Problem to work on:
Print each record below character for character.

Dataset content:
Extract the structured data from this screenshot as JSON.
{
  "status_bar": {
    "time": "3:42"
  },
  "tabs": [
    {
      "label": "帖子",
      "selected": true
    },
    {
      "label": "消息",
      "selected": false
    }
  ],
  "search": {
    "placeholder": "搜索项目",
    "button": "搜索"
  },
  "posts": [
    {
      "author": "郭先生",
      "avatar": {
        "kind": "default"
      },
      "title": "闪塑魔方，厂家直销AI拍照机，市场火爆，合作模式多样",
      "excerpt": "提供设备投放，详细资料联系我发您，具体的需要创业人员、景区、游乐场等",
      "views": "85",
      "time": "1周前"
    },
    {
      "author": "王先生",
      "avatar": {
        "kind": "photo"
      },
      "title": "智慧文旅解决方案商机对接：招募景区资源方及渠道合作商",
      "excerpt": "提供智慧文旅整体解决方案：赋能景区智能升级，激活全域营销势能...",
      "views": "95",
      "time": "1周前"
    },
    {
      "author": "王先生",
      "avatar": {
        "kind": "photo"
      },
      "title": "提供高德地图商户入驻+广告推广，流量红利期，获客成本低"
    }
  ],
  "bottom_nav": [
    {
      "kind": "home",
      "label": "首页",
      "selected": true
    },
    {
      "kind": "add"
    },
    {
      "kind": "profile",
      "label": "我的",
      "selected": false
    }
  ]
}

Answer for this exercise:
Extract the structured data from this screenshot as JSON.
{
  "status_bar": {
    "time": "3:42"
  },
  "tabs": [
    {
      "label": "帖子",
      "selected": true
    },
    {
      "label": "消息",
      "selected": false
    }
  ],
  "search": {
    "placeholder": "搜索项目",
    "button": "搜索"
  },
  "posts": [
    {
      "author": "郭先生",
      "avatar": {
        "kind": "default"
      },
      "title": "闪塑魔方，厂家直销AI拍照机，市场火爆，合作模式多样",
      "excerpt": "提供设备投放，详细资料联系我发您，具体的需要创业人员、景区、游乐场等",
      "views": "85",
      "time": "1周前"
    },
    {
      "author": "王先生",
      "avatar": {
        "kind": "photo"
      },
      "title": "智慧文旅解决方案商机对接：招募景区资源方及渠道合作商",
      "excerpt": "提供智慧文旅整体解决方案：赋能景区智能升级，激活全域营销势能...",
      "views": "95",
      "time": "1周前"
    },
    {
      "author": "王先生",
      "avatar": {
        "kind": "photo"
      },
      "title": "提供高德地图商户入驻+广告推广，流量红利期，获客成本低"
    }
  ],
  "bottom_nav": [
    {
      "kind": "home",
      "label": "首页",
      "selected": true
    },
    {
      "kind": "add"
    },
    {
      "kind": "profile",
      "label": "我的",
      "selected": false
    }
  ]
}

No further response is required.